- What should I eat after a gallbladder attack?
- When should you go to the ER for gallbladder pain?
- Does gallbladder problems cause tiredness?
- Can gallstones make you feel generally unwell?
- What are the side effects of a gallbladder attack?
- What color is poop with gallbladder problems?
- Where does your back hurt with gallbladder?
- What does an inflamed gallbladder feel like?
- Does gallbladder pain get worse when lying down?
- What are the first signs of a bad gallbladder?
- Can you poop out gallstones?
- What can mimic gallbladder pain?
What should I eat after a gallbladder attack?
All of the following are healthy foods for your gallbladder, as well as the rest of your body:Fresh fruits and vegetables.Whole grains (whole-wheat bread, brown rice, oats, bran cereal)Lean meat, poultry, and fish.Low-fat dairy products..
When should you go to the ER for gallbladder pain?
The most common gallstone symptom is severe abdominal pain in the upper right area of the stomach, which can spread to the shoulder or upper back. You may also vomit and feel nauseous. Seek emergency medical care if these symptoms last more than two hours or you have a fever.
Does gallbladder problems cause tiredness?
Different types of gallbladder disease vary in presentation. However, they do share some common symptoms, including: Nausea and vomiting. Fatigue.

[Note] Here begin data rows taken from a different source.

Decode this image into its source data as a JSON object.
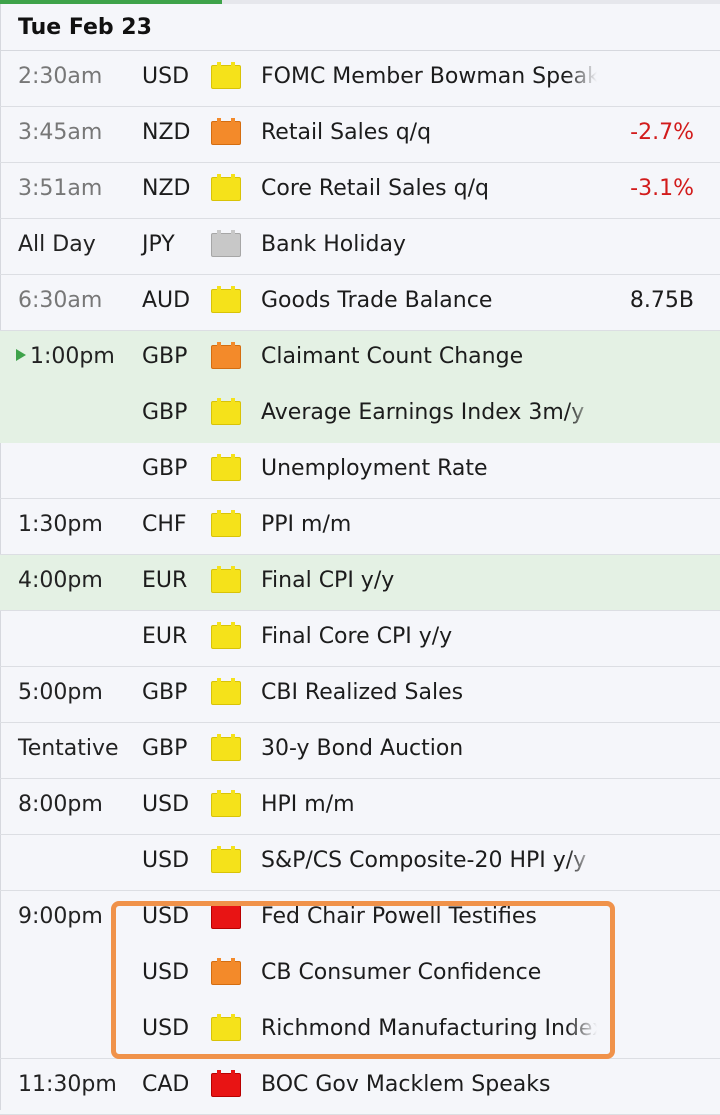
{
  "date_header": "Tue Feb 23",
  "colors": {
    "accent": "#3ea34a",
    "negative": "#d21b1b",
    "highlight": "#f0924a",
    "row_highlight": "#e4f1e4"
  },
  "rows": [
    {
      "time": "2:30am",
      "currency": "USD",
      "impact": "low",
      "event": "FOMC Member Bowman Speaks",
      "value": ""
    },
    {
      "time": "3:45am",
      "currency": "NZD",
      "impact": "medium",
      "event": "Retail Sales q/q",
      "value": "-2.7%"
    },
    {
      "time": "3:51am",
      "currency": "NZD",
      "impact": "low",
      "event": "Core Retail Sales q/q",
      "value": "-3.1%"
    },
    {
      "time": "All Day",
      "currency": "JPY",
      "impact": "non-economic",
      "event": "Bank Holiday",
      "value": ""
    },
    {
      "time": "6:30am",
      "currency": "AUD",
      "impact": "low",
      "event": "Goods Trade Balance",
      "value": "8.75B"
    },
    {
      "time": "1:00pm",
      "currency": "GBP",
      "impact": "medium",
      "event": "Claimant Count Change",
      "value": ""
    },
    {
      "time": "",
      "currency": "GBP",
      "impact": "low",
      "event": "Average Earnings Index 3m/y",
      "value": ""
    },
    {
      "time": "",
      "currency": "GBP",
      "impact": "low",
      "event": "Unemployment Rate",
      "value": ""
    },
    {
      "time": "1:30pm",
      "currency": "CHF",
      "impact": "low",
      "event": "PPI m/m",
      "value": ""
    },
    {
      "time": "4:00pm",
      "currency": "EUR",
      "impact": "low",
      "event": "Final CPI y/y",
      "value": ""
    },
    {
      "time": "",
      "currency": "EUR",
      "impact": "low",
      "event": "Final Core CPI y/y",
      "value": ""
    },
    {
      "time": "5:00pm",
      "currency": "GBP",
      "impact": "low",
      "event": "CBI Realized Sales",
      "value": ""
    },
    {
      "time": "Tentative",
      "currency": "GBP",
      "impact": "low",
      "event": "30-y Bond Auction",
      "value": ""
    },
    {
      "time": "8:00pm",
      "currency": "USD",
      "impact": "low",
      "event": "HPI m/m",
      "value": ""
    },
    {
      "time": "",
      "currency": "USD",
      "impact": "low",
      "event": "S&P/CS Composite-20 HPI y/y",
      "value": ""
    },
    {
      "time": "9:00pm",
      "currency": "USD",
      "impact": "high",
      "event": "Fed Chair Powell Testifies",
      "value": ""
    },
    {
      "time": "",
      "currency": "USD",
      "impact": "medium",
      "event": "CB Consumer Confidence",
      "value": ""
    },
    {
      "time": "",
      "currency": "USD",
      "impact": "low",
      "event": "Richmond Manufacturing Index",
      "value": ""
    },
    {
      "time": "11:30pm",
      "currency": "CAD",
      "impact": "high",
      "event": "BOC Gov Macklem Speaks",
      "value": ""
    }
  ]
}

Can gallstones make you feel generally unwell?
Biliary colic doesn’t happen often. After an episode of pain, it may be several weeks or months before you have another episode. Some people also have periods where they sweat excessively and feel sick or vomit. When gallstones cause episodes of biliary colic, it’s known as uncomplicated gallstone disease.
What are the side effects of a gallbladder attack?
Gallbladder Attack SymptomsPain that lasts several hours.Abdominal pain after eating.Nausea or vomiting.Fever or chills.Light-colored stool.Brownish-colored urine.Yellowing of skin or whites of eyes.
What color is poop with gallbladder problems?
Gallstones can limit bile reaching your intestines, which can turn your stool yellow. Other gallbladder disorders that can cause yellow stool include cholangitis and cholecystitis. Liver problems. Hepatitis and cirrhosis can limit bile salts for food digestion and nutrient absorption, turning your stool yellow.
Where does your back hurt with gallbladder?
If a gallstone lodges in a duct and causes a blockage, the resulting signs and symptoms may include: Sudden and rapidly intensifying pain in the upper right portion of your abdomen. Sudden and rapidly intensifying pain in the center of your abdomen, just below your breastbone. Back pain between your shoulder blades.
What does an inflamed gallbladder feel like?
Cholecystitis (inflammation of the gallbladder tissue secondary to duct blockage): severe steady pain in the upper-right abdomen that may radiate to the right shoulder or back, abdominal tenderness when touched or pressed, sweating, nausea, vomiting, fever, chills, and bloating; discomfort lasts longer than with …
Does gallbladder pain get worse when lying down?
Your gallbladder is the pear-shaped organ located in your right upper abdomen, just under your ribcage. True gallbladder pain is more likely to happen several hours after you have eaten a heavy meal and in the evening or at night, waking you up from sleep. It may move (“radiate”) to your right shoulder blade.
What are the first signs of a bad gallbladder?
Symptoms of a gallbladder problemPain. The most common symptom of a gallbladder problem is pain. … Nausea or vomiting. Nausea and vomiting are common symptoms of all types of gallbladder problems. … Fever or chills. … Chronic diarrhea. … Jaundice. … Unusual stools or urine.
Can you poop out gallstones?
Passing Gallstones The good news is you can pass small gallstones. Dr. McKenzie says some small gallstones leave your gallbladder and pass into your bile ducts. The stones that don’t get stuck move into the small bowel and are passed in your stool.
What can mimic gallbladder pain?
Alternative diagnoses can include occult cholelithiasis, choledocholithiasis, irritable bowel syndrome (IBS; right colon or duodenal spasms or right-sided visceral hypersensitivity, right-sided stool/constipation), dyspepsia (ulcer and non-ulcer), chronic pancreatitis, atypical reflux/gas, inflammation/stretch of the …